Wolfeboro Candidates Night well-attended
March 04, 2010
WOLFEBORO — Candidates running in the contested races for seats on the Board of Selectmen, police commissioner and school board stood up to answer questions in the nearly full Skylight Dining Room at the Region 9 Vocational Center on Tuesday, March 2.
Zach Tarter, president of the Wolfeboro Area Chamber of Commerce, opened the evening's program with introductions of the moderator, Steve Guyer, principal of the Vocational Center, and the candidates.
Laurie Jones, Charlene Seibel, Chuck Storm and Gary Watson are running for the one spot of the Board of Selectmen; Incumbent Diane Drelick and William Piekut are on the ballot for the school board position; and Ron Goodgame, George Hutchinson, Sr., and incumbent Ben Ladd are vying for the seat on the Wolfeboro Police Commission.
Piekut and Hutchinson both were unavailable for questions, and sent their regrets.
Suzanne Ryan asked candidates how they would improve the management of the finances of whatever department they would represent and asked for their priorities.
Laurie Jones replied that she had not been involved in the process, so would need to learn more before answering that question specifically, but cited her experience as a business owner.
Charlene Seibel pointed to Article 18, which proposes a professional evaluation of the conditions of four town buildings and the solid waste facility, as a good place to start in prioritizing what is needed to do and when.
Chuck Storm commented that for one, he does not think the town needs to spend $134,454 for bathhouse improvements at Brewster and Carry Beaches as described in Article 16. Speaking as a handicapped person, he feels that ADA approved portapotties would be sufficient.
Gary Watson commented that there were big jumps in some items in the budget that were too much with the present economy.
Drelick said that the school building project in the budget is producing a good product, but added that she would favor more local control.
According to Ben Ladd the police budget has stayed close to zero, except for mandated costs (90 percent of the budget is for payroll). He added that the department has pursued available grants successfully and will continue to do so.
"The police department is the first line of defense," said Goodgame, "and it's only five percent of the budget." He said that he thinks the Police Benevolent Association is important and promised to give his $600 salary to it, if he is elected.

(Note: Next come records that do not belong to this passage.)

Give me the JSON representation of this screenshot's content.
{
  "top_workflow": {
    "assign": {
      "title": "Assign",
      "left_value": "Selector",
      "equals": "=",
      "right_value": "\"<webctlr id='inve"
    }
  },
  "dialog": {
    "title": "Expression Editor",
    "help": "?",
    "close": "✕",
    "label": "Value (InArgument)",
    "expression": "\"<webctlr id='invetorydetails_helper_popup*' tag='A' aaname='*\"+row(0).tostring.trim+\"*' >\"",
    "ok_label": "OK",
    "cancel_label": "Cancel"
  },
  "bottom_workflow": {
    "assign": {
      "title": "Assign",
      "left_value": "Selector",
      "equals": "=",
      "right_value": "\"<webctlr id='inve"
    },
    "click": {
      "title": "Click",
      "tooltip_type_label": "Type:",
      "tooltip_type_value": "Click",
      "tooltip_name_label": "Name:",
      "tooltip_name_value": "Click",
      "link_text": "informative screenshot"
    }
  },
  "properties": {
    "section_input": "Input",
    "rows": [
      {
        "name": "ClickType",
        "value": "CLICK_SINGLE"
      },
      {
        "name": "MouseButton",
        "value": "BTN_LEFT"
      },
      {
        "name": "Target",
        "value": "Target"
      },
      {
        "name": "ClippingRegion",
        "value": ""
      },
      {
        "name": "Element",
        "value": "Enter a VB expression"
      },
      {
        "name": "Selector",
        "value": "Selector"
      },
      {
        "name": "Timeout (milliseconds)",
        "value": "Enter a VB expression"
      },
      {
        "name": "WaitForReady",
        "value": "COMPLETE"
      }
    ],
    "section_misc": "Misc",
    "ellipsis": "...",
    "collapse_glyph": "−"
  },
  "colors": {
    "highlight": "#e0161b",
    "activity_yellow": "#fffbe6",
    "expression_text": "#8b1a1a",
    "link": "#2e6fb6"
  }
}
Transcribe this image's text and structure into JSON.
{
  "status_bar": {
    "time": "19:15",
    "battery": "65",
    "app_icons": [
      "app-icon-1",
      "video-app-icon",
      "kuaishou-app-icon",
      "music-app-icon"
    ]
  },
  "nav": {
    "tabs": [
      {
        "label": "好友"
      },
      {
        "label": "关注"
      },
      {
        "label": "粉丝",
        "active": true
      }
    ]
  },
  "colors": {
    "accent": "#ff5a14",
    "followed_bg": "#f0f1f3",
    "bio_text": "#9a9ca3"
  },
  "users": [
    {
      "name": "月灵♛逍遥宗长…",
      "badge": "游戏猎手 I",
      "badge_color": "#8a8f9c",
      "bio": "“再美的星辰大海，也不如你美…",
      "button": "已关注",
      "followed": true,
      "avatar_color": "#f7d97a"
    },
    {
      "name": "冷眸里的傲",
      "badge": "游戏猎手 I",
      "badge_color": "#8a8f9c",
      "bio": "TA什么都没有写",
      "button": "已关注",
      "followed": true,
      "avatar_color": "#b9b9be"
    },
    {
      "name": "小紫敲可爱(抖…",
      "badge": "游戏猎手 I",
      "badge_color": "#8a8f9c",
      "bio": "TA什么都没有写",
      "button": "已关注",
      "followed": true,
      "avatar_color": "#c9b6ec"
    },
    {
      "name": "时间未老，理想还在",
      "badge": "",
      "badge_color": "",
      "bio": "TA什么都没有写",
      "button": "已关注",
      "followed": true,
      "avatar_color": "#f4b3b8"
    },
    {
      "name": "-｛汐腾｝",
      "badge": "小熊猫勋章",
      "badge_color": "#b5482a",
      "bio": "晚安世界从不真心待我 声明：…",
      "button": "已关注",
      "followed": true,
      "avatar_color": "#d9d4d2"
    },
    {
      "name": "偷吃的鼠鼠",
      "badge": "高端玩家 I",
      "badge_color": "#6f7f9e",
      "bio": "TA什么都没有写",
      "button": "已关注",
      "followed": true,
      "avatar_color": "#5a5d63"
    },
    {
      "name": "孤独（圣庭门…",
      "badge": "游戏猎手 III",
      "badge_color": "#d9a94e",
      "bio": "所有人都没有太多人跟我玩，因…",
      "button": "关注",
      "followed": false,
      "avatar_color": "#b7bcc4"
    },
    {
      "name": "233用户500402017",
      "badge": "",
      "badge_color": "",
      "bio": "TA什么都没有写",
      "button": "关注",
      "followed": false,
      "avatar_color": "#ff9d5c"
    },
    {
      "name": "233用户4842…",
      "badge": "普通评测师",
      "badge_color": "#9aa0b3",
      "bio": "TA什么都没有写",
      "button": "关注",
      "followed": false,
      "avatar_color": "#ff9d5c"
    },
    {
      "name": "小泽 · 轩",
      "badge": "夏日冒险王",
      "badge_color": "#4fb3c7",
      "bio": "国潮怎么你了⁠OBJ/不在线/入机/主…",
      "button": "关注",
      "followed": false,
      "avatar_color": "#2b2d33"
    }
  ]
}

Other questions pertaining to finances were the idea of privatizing the Municipal Electric company, to which Jones responded yes and the others expressed the need for a cost/benefit analysis, and whether the town should impose user fees for boat launches and the tennis courts, which none of the selectman candidates supported.
The future of Brewster Memorial Hall was raised by Joyce Davis. Watson was against it, citing parking issues and stating a preference for a single story building: Jones said she would like to see a couple of bids and would like to see private money involved. Seibel said she would work to build consensus on both the board and in the community. To her the issue as "morally and ethically correct" and pointed out that the master plan recommends the preservation of historic buildings.
Storm, who has served on a town hall study committee, recalled that votes on proposals for Brewster Memorial Hall have always received more that competing plans and said that it provides enough space. If elected, he would give it "full effort."
Opinions were sought on Article 9, to abolish the Historic District Commission, along with the question of whether candidates might support Article 10, which asks voters to create a second historic district commission.
Only Watson said he would abolish the present commission, and he did not comment on Article 10. Storm pointed out that it is the selectmen's job to see it is run correctly. Seibel said that she sees the current controversies as part of a transition phase from a more "neighborly" style to a board that is more closely following land use procedures.
When asked about committing time for the homework that goes along with the jobs they are running for, and a commitment to attendance at meetings, all candidates said they were cognizant of the demands and ready to serve fully.